TASK TO CARRY OUT
Provide the count of lines below that include the word "陈xxx", without any accompanying remarks.

RECORDS FOR THE EXERCISE
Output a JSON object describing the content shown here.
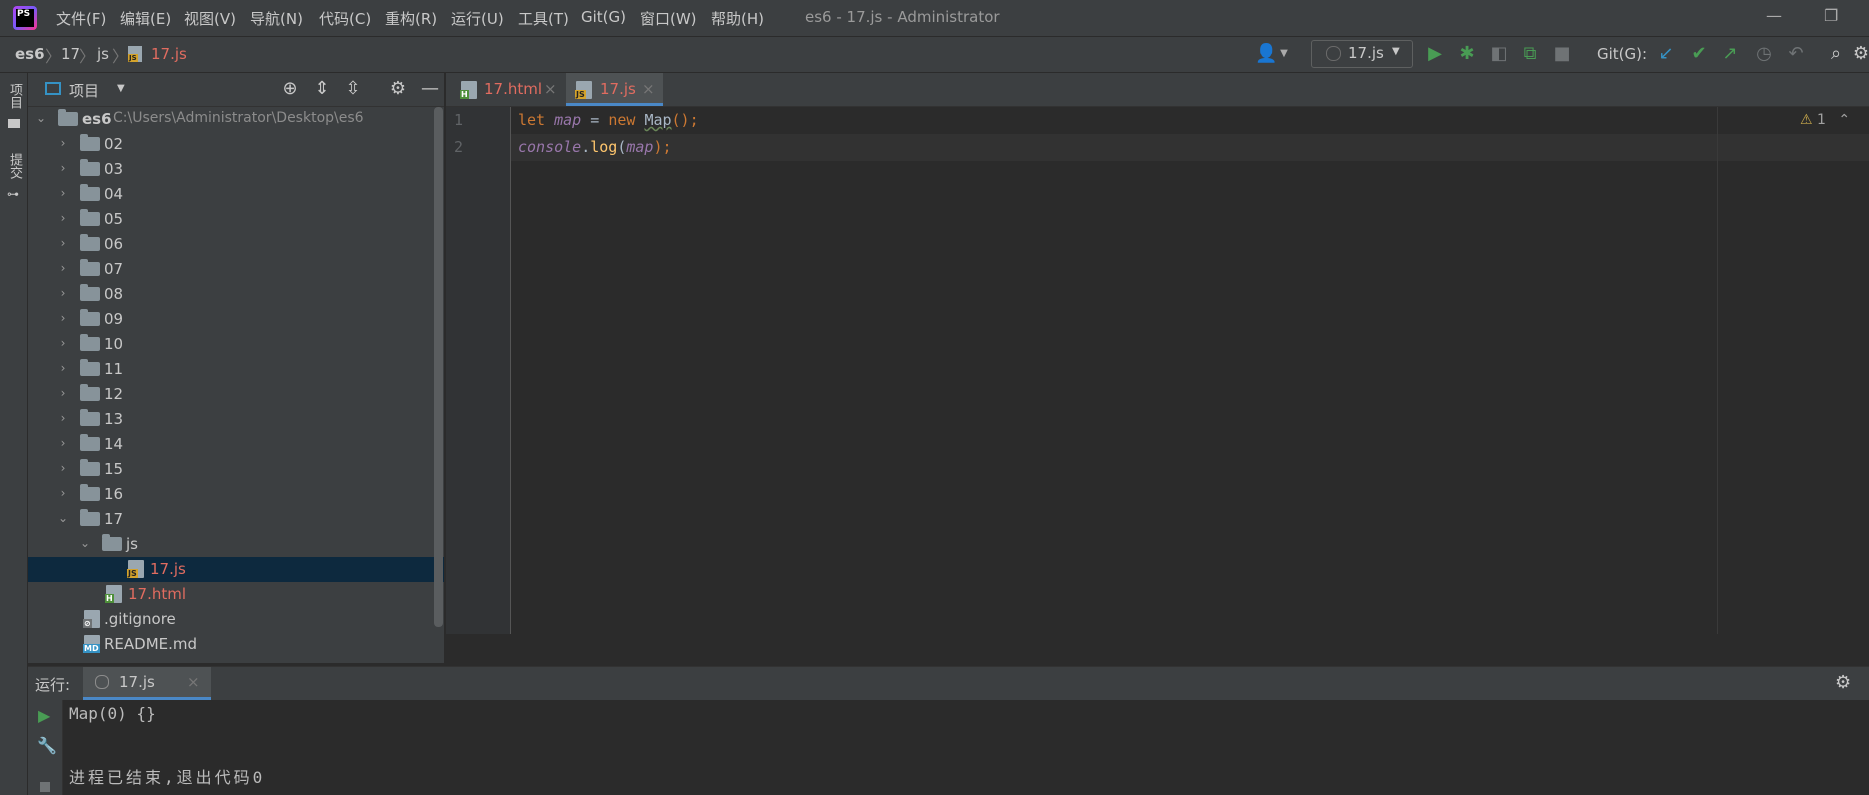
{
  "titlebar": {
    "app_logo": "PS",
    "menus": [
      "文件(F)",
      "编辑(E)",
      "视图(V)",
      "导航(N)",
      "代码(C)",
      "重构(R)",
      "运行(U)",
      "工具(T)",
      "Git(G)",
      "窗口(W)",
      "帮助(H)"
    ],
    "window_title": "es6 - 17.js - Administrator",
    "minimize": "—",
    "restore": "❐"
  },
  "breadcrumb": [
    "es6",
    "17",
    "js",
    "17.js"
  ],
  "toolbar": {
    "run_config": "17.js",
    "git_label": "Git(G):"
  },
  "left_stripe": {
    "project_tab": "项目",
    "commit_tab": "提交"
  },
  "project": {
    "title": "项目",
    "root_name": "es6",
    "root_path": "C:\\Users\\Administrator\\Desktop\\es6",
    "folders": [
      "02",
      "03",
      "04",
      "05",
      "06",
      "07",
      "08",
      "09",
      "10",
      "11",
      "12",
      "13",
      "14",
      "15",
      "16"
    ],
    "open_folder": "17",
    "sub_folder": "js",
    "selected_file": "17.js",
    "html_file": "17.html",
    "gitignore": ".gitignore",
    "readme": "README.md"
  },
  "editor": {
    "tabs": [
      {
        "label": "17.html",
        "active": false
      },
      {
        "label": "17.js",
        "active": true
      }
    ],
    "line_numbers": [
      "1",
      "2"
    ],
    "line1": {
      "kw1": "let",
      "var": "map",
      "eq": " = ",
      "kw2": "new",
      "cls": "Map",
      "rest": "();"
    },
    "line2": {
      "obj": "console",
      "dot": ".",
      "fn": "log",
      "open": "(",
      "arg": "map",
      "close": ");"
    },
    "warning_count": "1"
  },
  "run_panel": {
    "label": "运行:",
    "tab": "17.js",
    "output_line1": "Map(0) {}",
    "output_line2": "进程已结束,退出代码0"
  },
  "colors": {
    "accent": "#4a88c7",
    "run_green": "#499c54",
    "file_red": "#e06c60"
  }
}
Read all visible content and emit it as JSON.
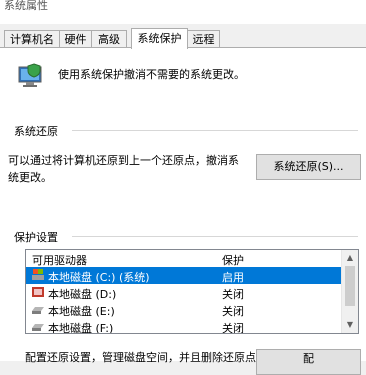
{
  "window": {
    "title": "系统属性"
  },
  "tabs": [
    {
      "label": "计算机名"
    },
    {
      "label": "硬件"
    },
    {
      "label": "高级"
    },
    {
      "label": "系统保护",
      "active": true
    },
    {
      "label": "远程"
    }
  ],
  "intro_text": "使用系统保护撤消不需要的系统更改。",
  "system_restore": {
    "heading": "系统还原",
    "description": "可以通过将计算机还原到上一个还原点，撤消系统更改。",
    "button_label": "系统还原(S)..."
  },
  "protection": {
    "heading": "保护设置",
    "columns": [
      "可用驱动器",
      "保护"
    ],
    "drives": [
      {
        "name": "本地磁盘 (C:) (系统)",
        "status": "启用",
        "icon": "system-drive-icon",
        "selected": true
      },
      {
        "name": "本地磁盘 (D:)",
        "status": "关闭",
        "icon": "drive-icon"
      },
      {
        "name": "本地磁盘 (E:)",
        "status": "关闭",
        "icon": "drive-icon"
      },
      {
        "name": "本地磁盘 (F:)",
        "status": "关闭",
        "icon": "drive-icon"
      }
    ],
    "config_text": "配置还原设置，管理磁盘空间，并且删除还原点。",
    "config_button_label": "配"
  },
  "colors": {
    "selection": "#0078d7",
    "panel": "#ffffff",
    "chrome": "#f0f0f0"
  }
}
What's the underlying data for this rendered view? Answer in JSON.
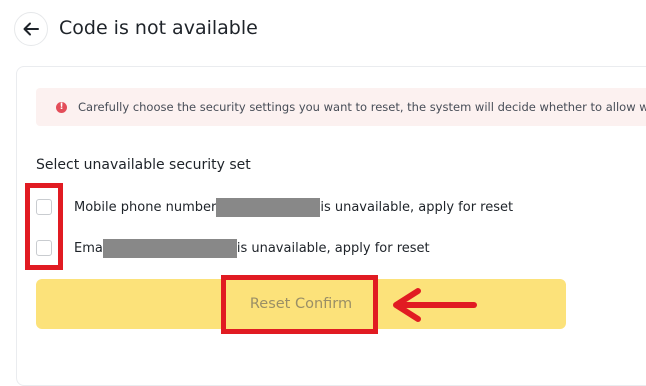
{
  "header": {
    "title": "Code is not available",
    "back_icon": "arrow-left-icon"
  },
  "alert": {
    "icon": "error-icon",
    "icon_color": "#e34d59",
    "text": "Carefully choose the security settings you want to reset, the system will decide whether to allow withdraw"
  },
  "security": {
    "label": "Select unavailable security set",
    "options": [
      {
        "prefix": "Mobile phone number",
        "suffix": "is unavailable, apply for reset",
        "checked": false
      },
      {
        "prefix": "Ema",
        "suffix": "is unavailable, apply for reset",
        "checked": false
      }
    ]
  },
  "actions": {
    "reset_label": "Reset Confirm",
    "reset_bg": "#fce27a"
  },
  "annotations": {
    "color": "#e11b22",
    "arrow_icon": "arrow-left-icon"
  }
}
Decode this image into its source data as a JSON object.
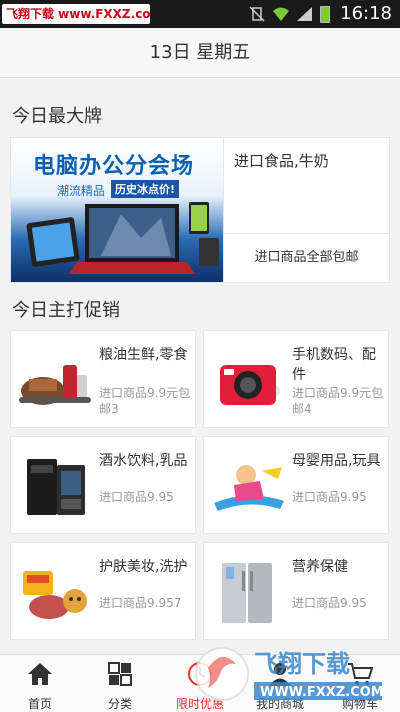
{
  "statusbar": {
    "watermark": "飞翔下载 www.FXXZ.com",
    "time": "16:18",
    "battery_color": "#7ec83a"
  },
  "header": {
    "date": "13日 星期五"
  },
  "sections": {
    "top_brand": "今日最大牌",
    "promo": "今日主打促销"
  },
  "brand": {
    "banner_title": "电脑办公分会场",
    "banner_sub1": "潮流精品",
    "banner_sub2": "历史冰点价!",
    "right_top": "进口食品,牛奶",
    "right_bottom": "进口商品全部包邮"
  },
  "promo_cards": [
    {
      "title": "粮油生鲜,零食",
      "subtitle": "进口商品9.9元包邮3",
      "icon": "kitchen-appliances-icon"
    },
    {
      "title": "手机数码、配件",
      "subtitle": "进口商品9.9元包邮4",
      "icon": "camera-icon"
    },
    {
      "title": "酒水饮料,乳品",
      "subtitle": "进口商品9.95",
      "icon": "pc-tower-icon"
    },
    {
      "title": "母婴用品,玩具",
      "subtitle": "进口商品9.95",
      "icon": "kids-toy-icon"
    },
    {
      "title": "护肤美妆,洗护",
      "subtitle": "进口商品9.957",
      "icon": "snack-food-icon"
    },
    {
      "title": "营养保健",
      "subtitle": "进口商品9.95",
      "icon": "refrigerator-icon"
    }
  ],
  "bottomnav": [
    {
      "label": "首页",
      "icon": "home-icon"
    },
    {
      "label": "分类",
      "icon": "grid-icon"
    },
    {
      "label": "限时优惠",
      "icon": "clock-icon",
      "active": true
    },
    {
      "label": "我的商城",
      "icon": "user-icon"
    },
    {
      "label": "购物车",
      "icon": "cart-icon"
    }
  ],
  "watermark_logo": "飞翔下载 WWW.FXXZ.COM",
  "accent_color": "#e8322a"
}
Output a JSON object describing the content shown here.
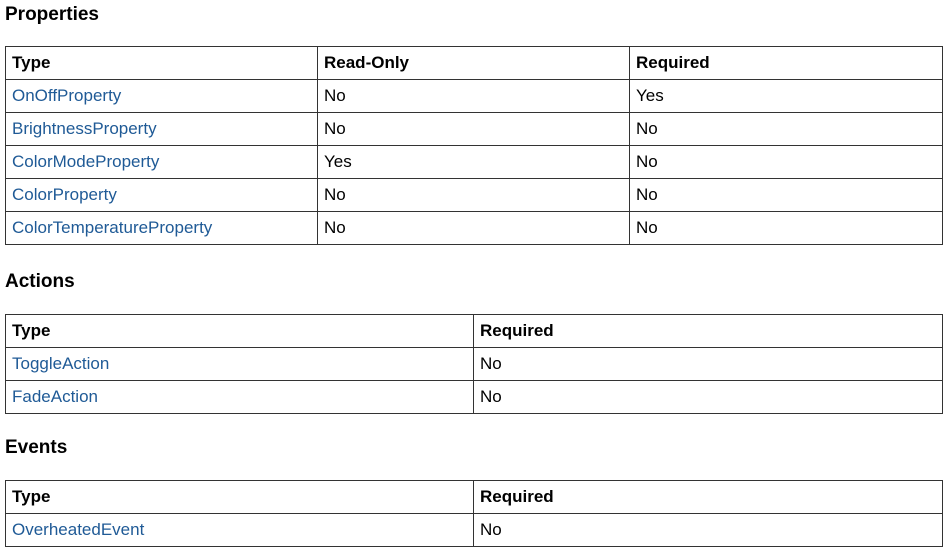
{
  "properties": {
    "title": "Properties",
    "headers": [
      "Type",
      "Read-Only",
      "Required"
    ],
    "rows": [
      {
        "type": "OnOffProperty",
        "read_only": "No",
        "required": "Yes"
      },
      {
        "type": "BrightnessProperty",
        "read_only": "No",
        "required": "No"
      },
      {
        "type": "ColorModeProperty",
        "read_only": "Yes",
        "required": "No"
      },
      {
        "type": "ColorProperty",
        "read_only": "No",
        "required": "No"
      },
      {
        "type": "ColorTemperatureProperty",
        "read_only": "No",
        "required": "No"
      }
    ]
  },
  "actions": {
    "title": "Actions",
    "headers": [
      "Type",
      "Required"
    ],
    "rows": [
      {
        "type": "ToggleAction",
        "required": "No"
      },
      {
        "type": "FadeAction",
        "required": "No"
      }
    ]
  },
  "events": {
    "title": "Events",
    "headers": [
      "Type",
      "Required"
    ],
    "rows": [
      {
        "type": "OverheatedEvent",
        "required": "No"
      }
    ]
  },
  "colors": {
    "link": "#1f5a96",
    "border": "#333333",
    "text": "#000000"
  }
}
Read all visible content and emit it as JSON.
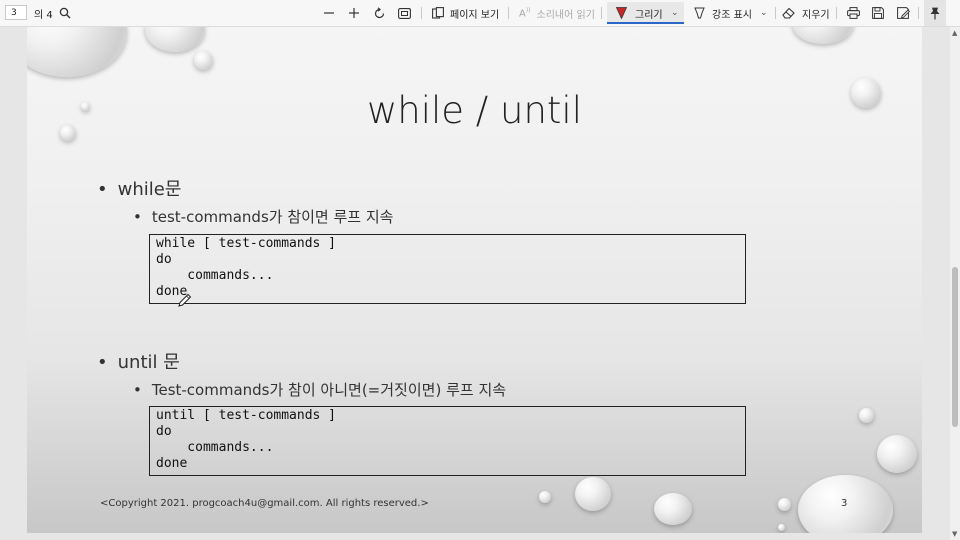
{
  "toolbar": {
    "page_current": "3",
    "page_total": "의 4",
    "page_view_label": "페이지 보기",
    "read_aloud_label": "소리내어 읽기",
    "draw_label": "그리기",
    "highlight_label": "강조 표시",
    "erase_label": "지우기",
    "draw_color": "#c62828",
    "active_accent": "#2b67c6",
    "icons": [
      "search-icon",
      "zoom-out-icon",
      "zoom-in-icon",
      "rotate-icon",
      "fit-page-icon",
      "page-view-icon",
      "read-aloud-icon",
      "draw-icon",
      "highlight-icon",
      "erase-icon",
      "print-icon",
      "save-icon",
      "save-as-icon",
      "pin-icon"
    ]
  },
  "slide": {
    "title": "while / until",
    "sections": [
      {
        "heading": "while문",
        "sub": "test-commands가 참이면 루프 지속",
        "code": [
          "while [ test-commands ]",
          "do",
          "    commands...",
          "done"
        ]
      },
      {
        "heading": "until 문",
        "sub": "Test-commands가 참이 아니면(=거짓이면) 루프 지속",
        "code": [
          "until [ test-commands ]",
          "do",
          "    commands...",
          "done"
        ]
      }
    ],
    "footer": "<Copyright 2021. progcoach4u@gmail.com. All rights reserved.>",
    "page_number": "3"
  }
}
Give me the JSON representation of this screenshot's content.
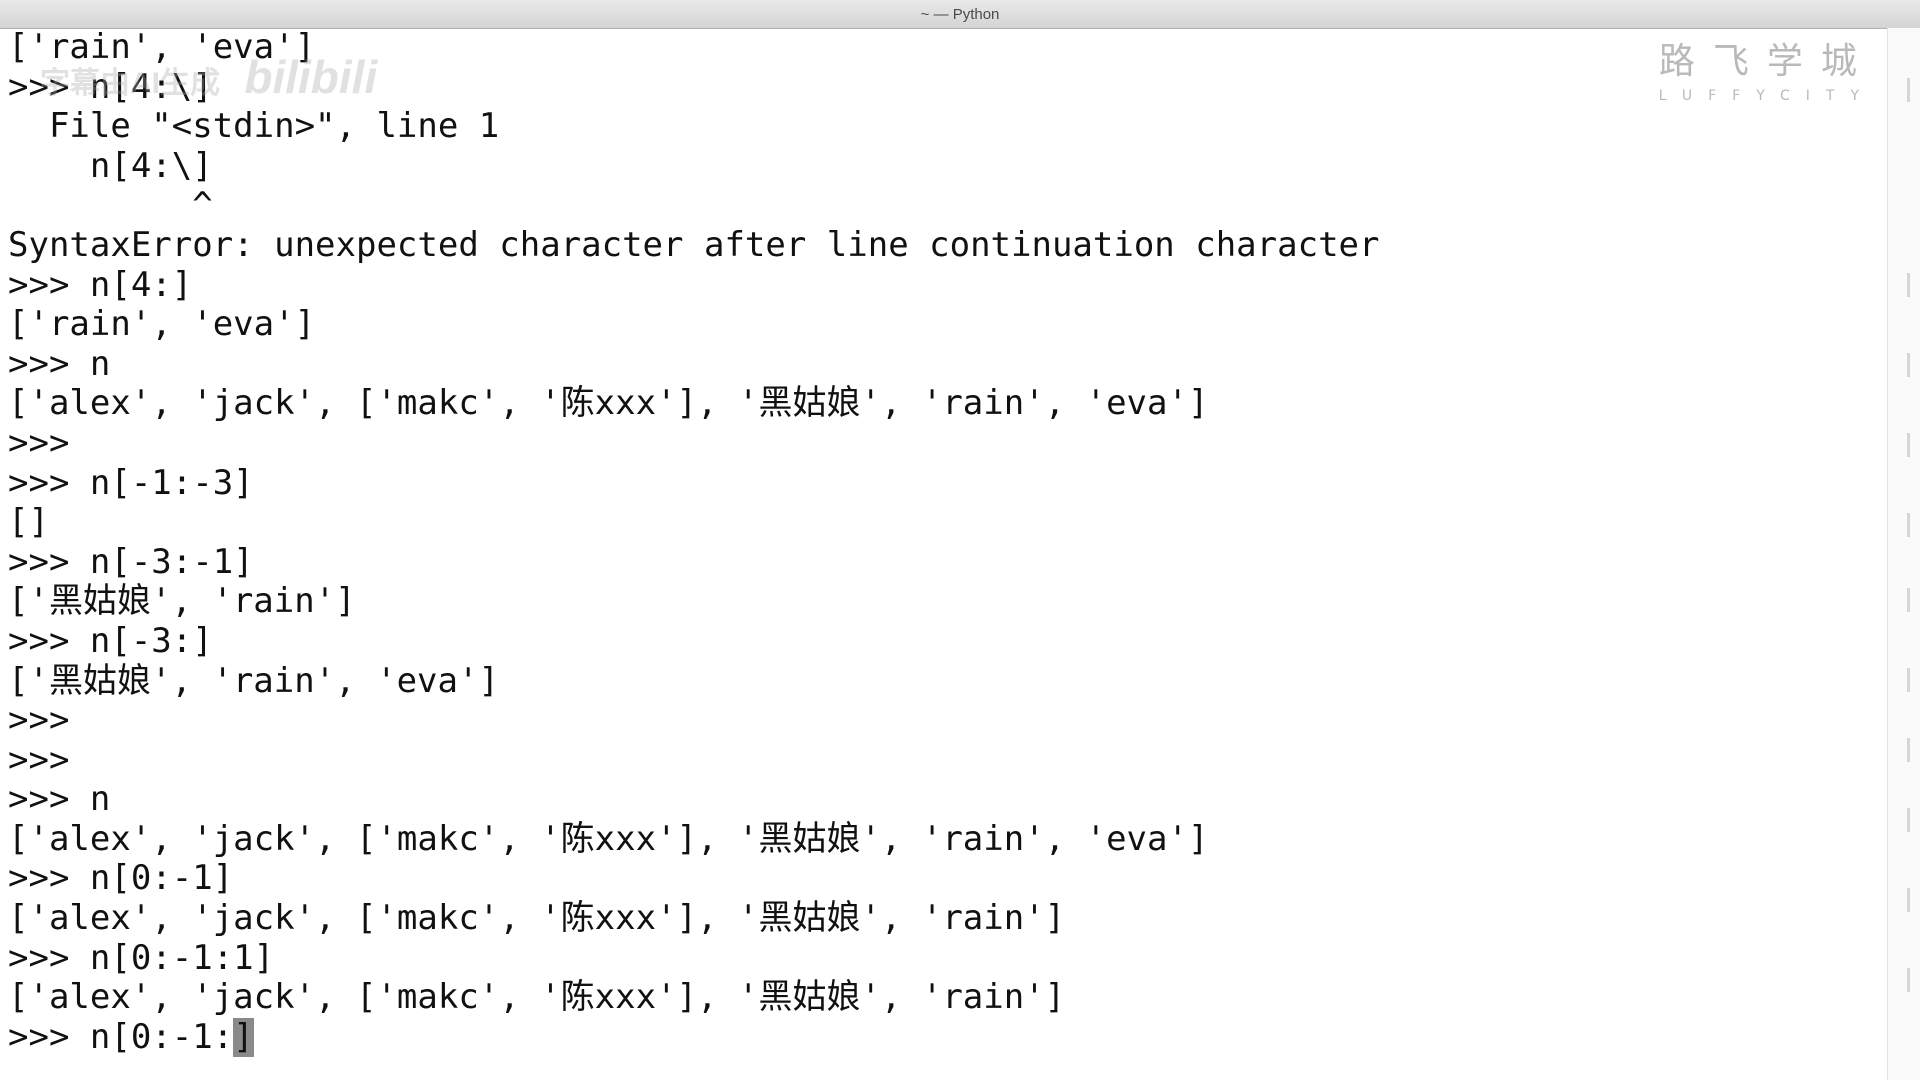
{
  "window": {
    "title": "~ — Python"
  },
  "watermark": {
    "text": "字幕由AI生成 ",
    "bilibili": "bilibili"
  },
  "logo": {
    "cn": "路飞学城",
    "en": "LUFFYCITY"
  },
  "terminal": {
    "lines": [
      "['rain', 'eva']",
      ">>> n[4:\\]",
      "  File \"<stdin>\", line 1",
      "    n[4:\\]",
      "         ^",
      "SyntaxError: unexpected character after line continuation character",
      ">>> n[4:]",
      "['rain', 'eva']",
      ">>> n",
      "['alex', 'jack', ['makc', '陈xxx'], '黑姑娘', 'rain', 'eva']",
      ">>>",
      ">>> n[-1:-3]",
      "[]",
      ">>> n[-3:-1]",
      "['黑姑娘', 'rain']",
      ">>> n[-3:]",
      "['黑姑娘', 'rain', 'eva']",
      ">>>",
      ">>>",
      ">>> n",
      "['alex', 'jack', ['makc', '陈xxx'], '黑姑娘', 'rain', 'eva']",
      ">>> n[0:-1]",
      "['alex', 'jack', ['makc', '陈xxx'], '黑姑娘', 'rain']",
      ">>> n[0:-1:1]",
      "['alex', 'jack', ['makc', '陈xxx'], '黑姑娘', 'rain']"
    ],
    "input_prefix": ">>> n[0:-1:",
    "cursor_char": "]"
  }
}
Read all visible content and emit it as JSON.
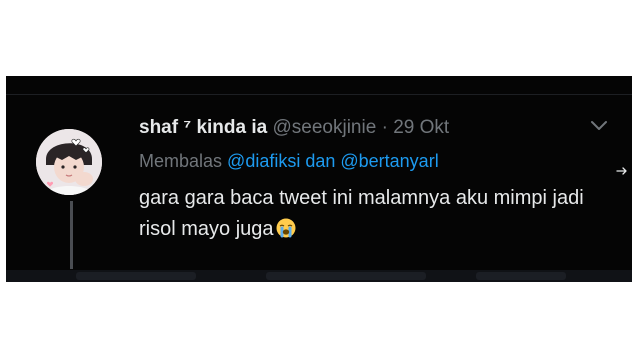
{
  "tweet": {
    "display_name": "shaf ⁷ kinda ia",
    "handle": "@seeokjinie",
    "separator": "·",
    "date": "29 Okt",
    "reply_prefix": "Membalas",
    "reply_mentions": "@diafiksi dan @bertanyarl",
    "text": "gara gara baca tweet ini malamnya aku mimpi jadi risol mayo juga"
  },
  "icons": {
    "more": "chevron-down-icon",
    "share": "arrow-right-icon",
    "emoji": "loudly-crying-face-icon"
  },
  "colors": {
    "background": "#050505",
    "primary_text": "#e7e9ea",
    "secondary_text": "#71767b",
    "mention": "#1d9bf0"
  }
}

REPLY
4